Interaction with police services has been one of the most critical topics at this week’s hearings of the National Inquiry into Missing and Murdered Indigenous Women and Girls.
“I’ve heard multiple examples of how police perceived to have failed and, in many cases, continue to fail Indigenous people in this country,” said Katrina Swan of the Saskatchewan Association of Chiefs of Police (SACP).
Swan is the first of only a few parties with standing to represent police services in this week’s hearings in Calgary.
Swan said the SACP, which represents 12 municipal police forces, has been taking note of issues arising within the inquiry.
“Contact with the family is a critical part of the investigative process. I would love to stand before you today and say we get it right all the time,” she said.
“But, as you’ve heard, as often as we get it right or think we get it right, we’re being told that we missed the mark.

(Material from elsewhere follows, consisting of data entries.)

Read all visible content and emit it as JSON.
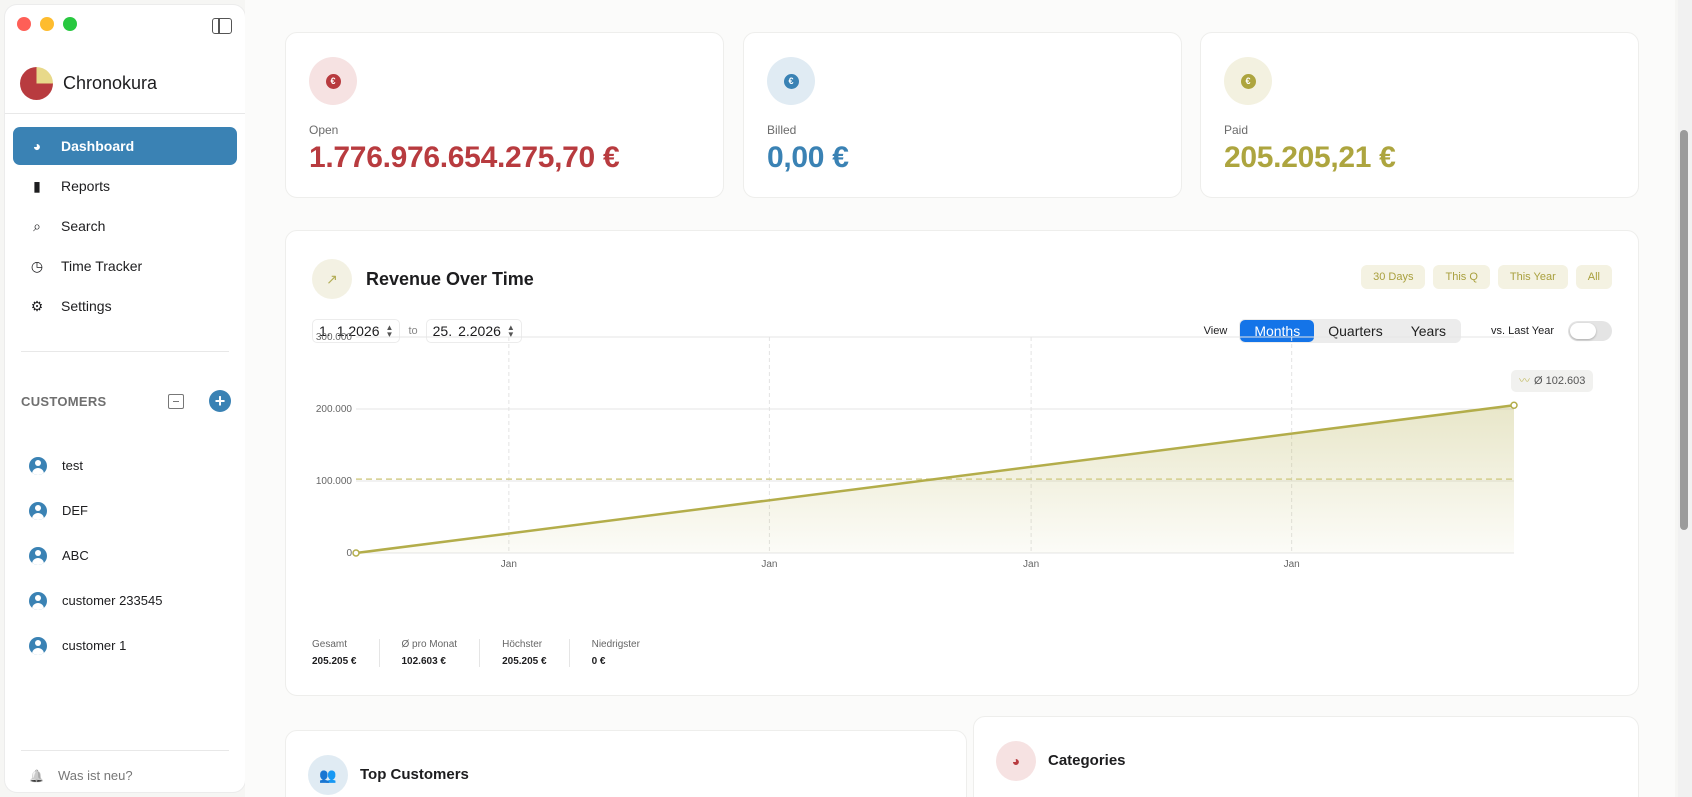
{
  "app": {
    "name": "Chronokura"
  },
  "nav": [
    {
      "label": "Dashboard",
      "icon": "pie-chart-icon",
      "glyph": "◕",
      "active": true
    },
    {
      "label": "Reports",
      "icon": "bar-chart-icon",
      "glyph": "▮",
      "active": false
    },
    {
      "label": "Search",
      "icon": "search-icon",
      "glyph": "⌕",
      "active": false
    },
    {
      "label": "Time Tracker",
      "icon": "timer-icon",
      "glyph": "◷",
      "active": false
    },
    {
      "label": "Settings",
      "icon": "gear-icon",
      "glyph": "⚙",
      "active": false
    }
  ],
  "customers": {
    "title": "CUSTOMERS",
    "add_label": "+",
    "items": [
      "test",
      "DEF",
      "ABC",
      "customer 233545",
      "customer 1"
    ]
  },
  "footer": {
    "whats_new": "Was ist neu?",
    "bell_glyph": "🔔"
  },
  "kpis": [
    {
      "label": "Open",
      "value": "1.776.976.654.275,70 €",
      "color": "#b83b3f",
      "icon_bg": "#f6e2e2",
      "icon_symbol": "€"
    },
    {
      "label": "Billed",
      "value": "0,00 €",
      "color": "#3a82b4",
      "icon_bg": "#e0ebf3",
      "icon_symbol": "€"
    },
    {
      "label": "Paid",
      "value": "205.205,21 €",
      "color": "#ada53f",
      "icon_bg": "#f3f1e0",
      "icon_symbol": "€"
    }
  ],
  "revenue": {
    "title": "Revenue Over Time",
    "icon_glyph": "↗",
    "ranges": [
      "30 Days",
      "This Q",
      "This Year",
      "All"
    ],
    "date_from": {
      "day": "1.",
      "month_year": "1.2026"
    },
    "to_label": "to",
    "date_to": {
      "day": "25.",
      "month_year": "2.2026"
    },
    "view_label": "View",
    "views": [
      {
        "label": "Months",
        "active": true
      },
      {
        "label": "Quarters",
        "active": false
      },
      {
        "label": "Years",
        "active": false
      }
    ],
    "compare_label": "vs. Last Year",
    "avg_badge": "Ø 102.603",
    "avg_wave": "〰",
    "stats": [
      {
        "label": "Gesamt",
        "value": "205.205 €"
      },
      {
        "label": "Ø pro Monat",
        "value": "102.603 €"
      },
      {
        "label": "Höchster",
        "value": "205.205 €"
      },
      {
        "label": "Niedrigster",
        "value": "0 €"
      }
    ]
  },
  "chart_data": {
    "type": "area",
    "y_ticks": [
      "300.000",
      "200.000",
      "100.000",
      "0"
    ],
    "ylim": [
      0,
      300000
    ],
    "x_ticks": [
      "Jan",
      "Jan",
      "Jan",
      "Jan"
    ],
    "points": [
      {
        "x": 0,
        "y": 0
      },
      {
        "x": 1,
        "y": 205205
      }
    ],
    "average": 102603,
    "color": "#b3ad4a",
    "grid": true
  },
  "sections": {
    "top_customers": {
      "title": "Top Customers",
      "icon_glyph": "👥"
    },
    "categories": {
      "title": "Categories",
      "icon_glyph": "◕"
    }
  }
}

Police need to work harder at ensuring there is an open relationship and communication between the parties.”
Charlene Belleau of the Esketemc First Nation in British Columbia represents the First Nations Health Council.
She shared stories of missing and murdered women from her community and how cultural protocols are used as an alternative to the RCMP or justice system.
“The victims of violence feel they lose their voice in the criminal justice system,” she said.
“We wanted to be able to give them a voice through these protocols.”
The traditional and ceremonial approach seems to be more effective, Belleau added.
“When we have our healing circles they do acknowledge the behaviour, and they do acknowledge having perpetrated those crimes.”
It also works faster.
“We feel a responsibility that we can help these families that we don’t have to wait for the RCMP or police services or search and rescue,” Belleau said.
“We can do things on our own and we should be doing what we can for these families.”
Swan said while there are things police services need to work on, in Saskatchewan the SACP has been improving.
“Police are involved in initiatives designed to address the root causes of vulnerability and marginalization of indigenous women and girls,” she said.
“(They’re) becoming more involved in restorative justice efforts and are working collaboratively with community partners.”